(Listed records)

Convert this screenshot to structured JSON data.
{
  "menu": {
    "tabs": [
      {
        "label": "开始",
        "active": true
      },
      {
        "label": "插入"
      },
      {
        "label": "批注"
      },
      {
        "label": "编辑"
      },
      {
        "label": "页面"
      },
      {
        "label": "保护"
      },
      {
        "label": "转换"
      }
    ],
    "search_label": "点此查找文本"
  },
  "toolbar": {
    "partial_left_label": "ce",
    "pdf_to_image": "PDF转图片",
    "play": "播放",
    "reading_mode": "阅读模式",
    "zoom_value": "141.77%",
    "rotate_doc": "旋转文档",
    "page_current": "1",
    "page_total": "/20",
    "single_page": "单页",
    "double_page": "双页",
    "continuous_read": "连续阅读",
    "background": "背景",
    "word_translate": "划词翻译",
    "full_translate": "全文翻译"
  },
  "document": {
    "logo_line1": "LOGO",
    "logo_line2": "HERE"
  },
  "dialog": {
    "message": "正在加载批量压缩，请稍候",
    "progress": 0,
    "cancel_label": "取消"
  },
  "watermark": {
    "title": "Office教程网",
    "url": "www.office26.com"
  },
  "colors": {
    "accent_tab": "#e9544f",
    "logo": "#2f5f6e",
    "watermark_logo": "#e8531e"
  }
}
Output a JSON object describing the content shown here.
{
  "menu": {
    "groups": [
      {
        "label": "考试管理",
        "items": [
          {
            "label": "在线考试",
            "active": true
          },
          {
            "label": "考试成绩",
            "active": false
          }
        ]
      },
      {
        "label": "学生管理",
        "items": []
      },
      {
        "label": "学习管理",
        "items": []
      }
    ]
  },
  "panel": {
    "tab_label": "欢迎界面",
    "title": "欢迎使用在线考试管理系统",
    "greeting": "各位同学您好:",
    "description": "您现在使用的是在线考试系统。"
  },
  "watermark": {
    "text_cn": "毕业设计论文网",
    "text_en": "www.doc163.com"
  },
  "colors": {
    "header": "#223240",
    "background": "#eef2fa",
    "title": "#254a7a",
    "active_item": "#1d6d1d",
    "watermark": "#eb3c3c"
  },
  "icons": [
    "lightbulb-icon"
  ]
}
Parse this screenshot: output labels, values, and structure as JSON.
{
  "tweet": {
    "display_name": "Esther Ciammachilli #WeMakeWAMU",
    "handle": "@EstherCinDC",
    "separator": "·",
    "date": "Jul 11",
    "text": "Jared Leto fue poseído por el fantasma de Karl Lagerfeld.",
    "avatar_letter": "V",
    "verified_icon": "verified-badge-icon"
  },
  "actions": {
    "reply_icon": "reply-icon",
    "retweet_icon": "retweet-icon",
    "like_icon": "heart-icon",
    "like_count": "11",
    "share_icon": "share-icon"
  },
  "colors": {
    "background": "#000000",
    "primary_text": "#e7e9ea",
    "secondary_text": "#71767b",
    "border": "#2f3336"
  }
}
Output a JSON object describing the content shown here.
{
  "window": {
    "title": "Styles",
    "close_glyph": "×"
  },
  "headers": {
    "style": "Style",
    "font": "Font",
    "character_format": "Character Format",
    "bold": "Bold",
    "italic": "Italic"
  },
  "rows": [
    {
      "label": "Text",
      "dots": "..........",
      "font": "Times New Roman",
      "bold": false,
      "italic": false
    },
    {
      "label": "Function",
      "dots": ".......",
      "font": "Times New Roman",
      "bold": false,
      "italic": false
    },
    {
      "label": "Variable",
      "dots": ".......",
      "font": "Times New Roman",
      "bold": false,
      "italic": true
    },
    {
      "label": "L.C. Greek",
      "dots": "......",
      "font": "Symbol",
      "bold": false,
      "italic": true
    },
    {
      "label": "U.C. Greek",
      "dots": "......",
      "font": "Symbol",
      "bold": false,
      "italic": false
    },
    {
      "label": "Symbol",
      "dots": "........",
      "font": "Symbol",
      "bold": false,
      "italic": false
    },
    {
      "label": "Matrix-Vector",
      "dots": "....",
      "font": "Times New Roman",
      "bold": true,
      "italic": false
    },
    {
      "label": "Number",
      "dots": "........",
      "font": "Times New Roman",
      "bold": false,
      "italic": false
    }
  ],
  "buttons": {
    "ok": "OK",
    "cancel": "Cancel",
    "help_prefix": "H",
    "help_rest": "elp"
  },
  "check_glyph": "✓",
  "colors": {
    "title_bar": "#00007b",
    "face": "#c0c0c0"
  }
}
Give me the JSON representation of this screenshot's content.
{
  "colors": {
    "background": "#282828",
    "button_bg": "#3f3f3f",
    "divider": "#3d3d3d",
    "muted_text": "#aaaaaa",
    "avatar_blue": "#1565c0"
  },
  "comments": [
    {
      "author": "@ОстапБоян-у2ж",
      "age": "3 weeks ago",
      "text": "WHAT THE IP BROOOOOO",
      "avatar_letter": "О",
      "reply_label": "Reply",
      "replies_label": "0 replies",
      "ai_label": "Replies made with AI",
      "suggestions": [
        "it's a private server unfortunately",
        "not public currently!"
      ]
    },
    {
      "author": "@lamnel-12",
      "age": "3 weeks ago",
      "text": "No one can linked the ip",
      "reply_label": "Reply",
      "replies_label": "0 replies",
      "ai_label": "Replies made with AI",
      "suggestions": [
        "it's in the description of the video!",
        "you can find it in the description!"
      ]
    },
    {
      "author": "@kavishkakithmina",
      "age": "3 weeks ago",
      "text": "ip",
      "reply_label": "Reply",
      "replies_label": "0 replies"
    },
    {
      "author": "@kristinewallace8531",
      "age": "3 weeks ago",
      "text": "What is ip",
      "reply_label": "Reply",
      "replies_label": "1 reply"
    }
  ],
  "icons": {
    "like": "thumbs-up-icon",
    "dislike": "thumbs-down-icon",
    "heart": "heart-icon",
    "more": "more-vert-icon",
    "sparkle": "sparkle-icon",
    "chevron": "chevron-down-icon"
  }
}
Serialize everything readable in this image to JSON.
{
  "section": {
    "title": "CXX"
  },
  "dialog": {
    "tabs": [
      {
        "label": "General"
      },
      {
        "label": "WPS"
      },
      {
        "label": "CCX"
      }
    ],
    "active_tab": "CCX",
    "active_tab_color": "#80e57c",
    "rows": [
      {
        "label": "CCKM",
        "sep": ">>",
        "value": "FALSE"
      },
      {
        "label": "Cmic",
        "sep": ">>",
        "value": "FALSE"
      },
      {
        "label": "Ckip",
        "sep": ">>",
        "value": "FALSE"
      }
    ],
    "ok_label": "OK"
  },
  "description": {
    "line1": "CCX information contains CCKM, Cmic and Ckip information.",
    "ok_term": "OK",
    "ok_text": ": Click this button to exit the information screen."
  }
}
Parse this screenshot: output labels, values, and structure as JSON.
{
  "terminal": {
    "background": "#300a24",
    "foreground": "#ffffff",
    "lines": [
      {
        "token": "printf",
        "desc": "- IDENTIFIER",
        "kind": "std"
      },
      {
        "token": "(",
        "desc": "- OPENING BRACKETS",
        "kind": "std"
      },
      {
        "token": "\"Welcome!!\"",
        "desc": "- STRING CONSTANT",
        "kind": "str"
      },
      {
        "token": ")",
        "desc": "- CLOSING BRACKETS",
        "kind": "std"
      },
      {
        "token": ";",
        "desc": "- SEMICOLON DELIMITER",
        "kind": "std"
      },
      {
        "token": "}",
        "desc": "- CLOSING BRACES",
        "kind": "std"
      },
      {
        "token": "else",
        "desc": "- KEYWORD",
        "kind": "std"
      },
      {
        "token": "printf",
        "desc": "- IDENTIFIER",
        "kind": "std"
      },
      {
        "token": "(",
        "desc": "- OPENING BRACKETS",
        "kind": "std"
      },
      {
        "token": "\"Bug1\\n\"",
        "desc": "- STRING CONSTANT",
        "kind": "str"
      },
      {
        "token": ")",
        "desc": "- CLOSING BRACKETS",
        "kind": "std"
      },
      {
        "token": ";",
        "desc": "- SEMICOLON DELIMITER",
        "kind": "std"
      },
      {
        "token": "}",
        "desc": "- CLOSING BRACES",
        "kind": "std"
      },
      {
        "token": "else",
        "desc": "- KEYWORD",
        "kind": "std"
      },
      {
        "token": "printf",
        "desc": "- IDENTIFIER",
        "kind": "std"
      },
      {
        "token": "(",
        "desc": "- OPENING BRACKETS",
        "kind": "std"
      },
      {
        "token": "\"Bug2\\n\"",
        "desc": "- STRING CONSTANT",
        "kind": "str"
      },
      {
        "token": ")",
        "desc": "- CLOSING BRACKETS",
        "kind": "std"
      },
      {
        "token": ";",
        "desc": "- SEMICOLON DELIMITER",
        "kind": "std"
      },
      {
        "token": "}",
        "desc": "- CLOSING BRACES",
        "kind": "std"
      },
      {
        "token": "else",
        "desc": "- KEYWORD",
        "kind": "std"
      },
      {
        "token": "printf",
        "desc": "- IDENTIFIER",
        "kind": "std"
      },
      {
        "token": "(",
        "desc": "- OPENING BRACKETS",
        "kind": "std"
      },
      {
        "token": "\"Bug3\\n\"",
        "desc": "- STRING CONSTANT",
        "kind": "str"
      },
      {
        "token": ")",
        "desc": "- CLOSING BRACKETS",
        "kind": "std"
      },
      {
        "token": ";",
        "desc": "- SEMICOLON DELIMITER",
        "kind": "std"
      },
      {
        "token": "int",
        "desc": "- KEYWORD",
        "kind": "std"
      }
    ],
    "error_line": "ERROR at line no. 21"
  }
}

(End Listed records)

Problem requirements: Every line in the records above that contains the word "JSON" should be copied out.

Problem solution:
Convert this screenshot to structured JSON data.
Output a JSON object describing the content shown here.
Parse this screenshot: output labels, values, and structure as JSON.
Output a JSON object describing the content shown here.
Give me the JSON representation of this screenshot's content.
Serialize everything readable in this image to JSON.
Parse this screenshot: output labels, values, and structure as JSON.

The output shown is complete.